This requires knowing the consumer and truly understand their needs and ambitions. There is no one right answer or solution and the success of one healthcare organization may not lead to success for others. Waiting for others to unlock a new business model is not the path to success, instead leaders must pursue their own transformation.
Lead Through Uncertainty
The innovative leaders shared how they have led transformative change and offered advice to the attendees for stepping into uncharted territory. None of them knew what the exact path to success would look like, or what the right business model would be, but they opted to act rather than respond to market trends. The CEOs were reminded that leading during a transformation is not easy, nor does it come with a clear roadmap. The innovative leaders’ success helped to reinforce that transformation is achievable. The attendees discuss some of the most valuable things a leader can do during a time of uncertainty. These included:
- Identify new ways to fulfill your mission. Keep your mission in mind during strategy development and as you look for new business opportunities to better meet your consumers’ needs.
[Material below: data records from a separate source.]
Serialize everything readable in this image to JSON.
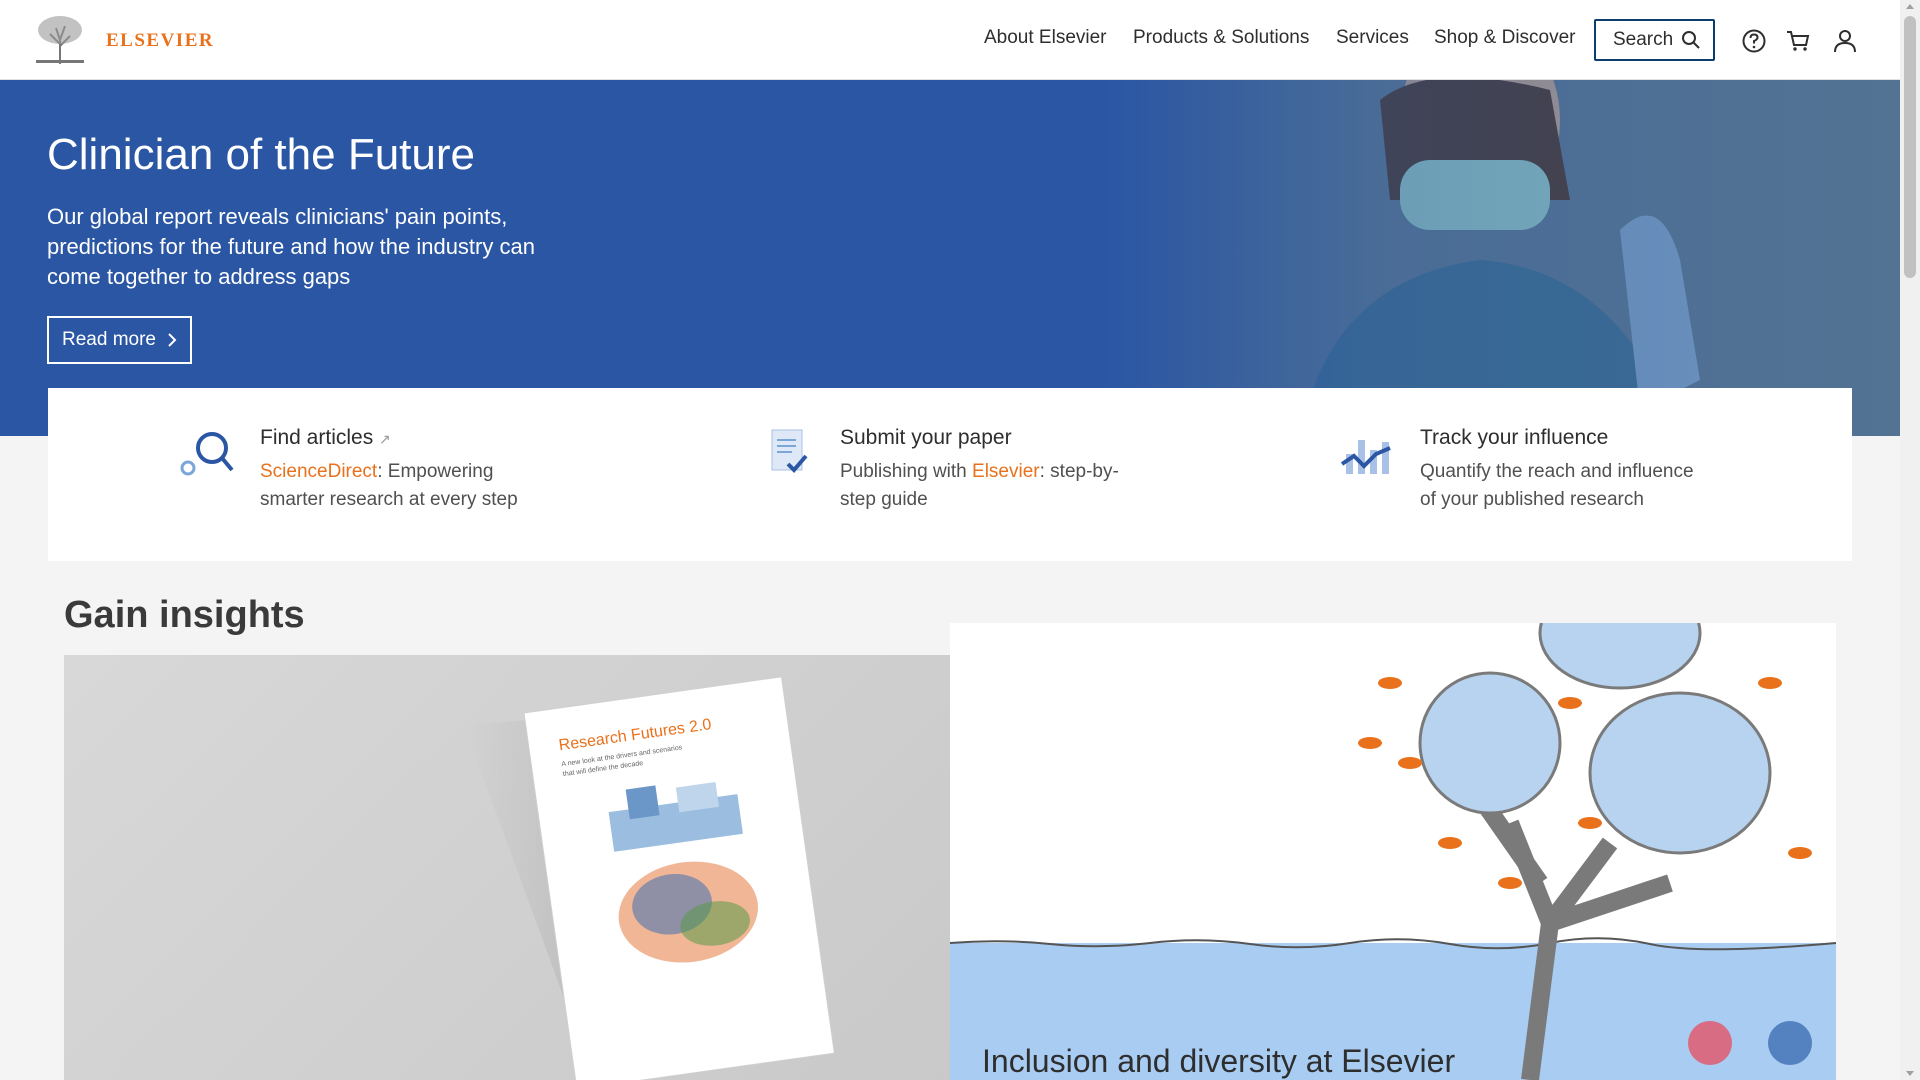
{
  "header": {
    "logo_text": "ELSEVIER",
    "nav": [
      "About Elsevier",
      "Products & Solutions",
      "Services",
      "Shop & Discover"
    ],
    "search_label": "Search",
    "accent": "#e9711c",
    "border_color": "#0c3e6d"
  },
  "hero": {
    "title": "Clinician of the Future",
    "description": "Our global report reveals clinicians' pain points, predictions for the future and how the industry can come together to address gaps",
    "cta": "Read more",
    "background": "#2a56a4"
  },
  "quick_links": [
    {
      "title": "Find articles",
      "brand": "ScienceDirect",
      "rest": ": Empowering smarter research at every step",
      "icon": "magnifier-icon",
      "external": true
    },
    {
      "title": "Submit your paper",
      "prefix": "Publishing with ",
      "brand": "Elsevier",
      "rest": ": step-by-step guide",
      "icon": "document-check-icon"
    },
    {
      "title": "Track your influence",
      "description": "Quantify the reach and influence of your published research",
      "icon": "chart-trend-icon"
    }
  ],
  "insights": {
    "title": "Gain insights",
    "book_title": "Research Futures 2.0",
    "book_subtitle": "A new look at the drivers and scenarios that will define the decade",
    "right_title": "Inclusion and diversity at Elsevier"
  }
}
- Be visionary. Define and align your teams with the future environment five to seven years out and work backwards in establishing a plan for success at that time. This creates clarity around the future enabling the ideation of innovation solutions that aren’t bound by the constraints of the present.
- Make courageous decisions. Don’t be afraid to do something that’s difficult or risky.
- Be selfless. Think about the good of the organization above yourself.
- Establish authenticity. Let your team see who you truly are.
- Have conviction. Know what you want your organization to be, even if you don’t have a definitive plan for getting there.
- Have confidence in those you lead and their decision-making abilities.
- Be a silent leader. Establish the mission, lead by example and rally employees around your vision so they can bring forth ideas that will create tomorrow’s business model.
Being a leader who possesses these skills will encourage employees to engage in creating a consumer-centric business for the future.
Throughout the event, the CEOs were challenged to respond to consumer demand in a new way by aligning their strategy with evolving consumer needs. They were reminded that this is not easy, but a leader who is engaging and compelling can align their organization around the development of innovative solutions that meet consumer needs in a way that has never been done before.Download Now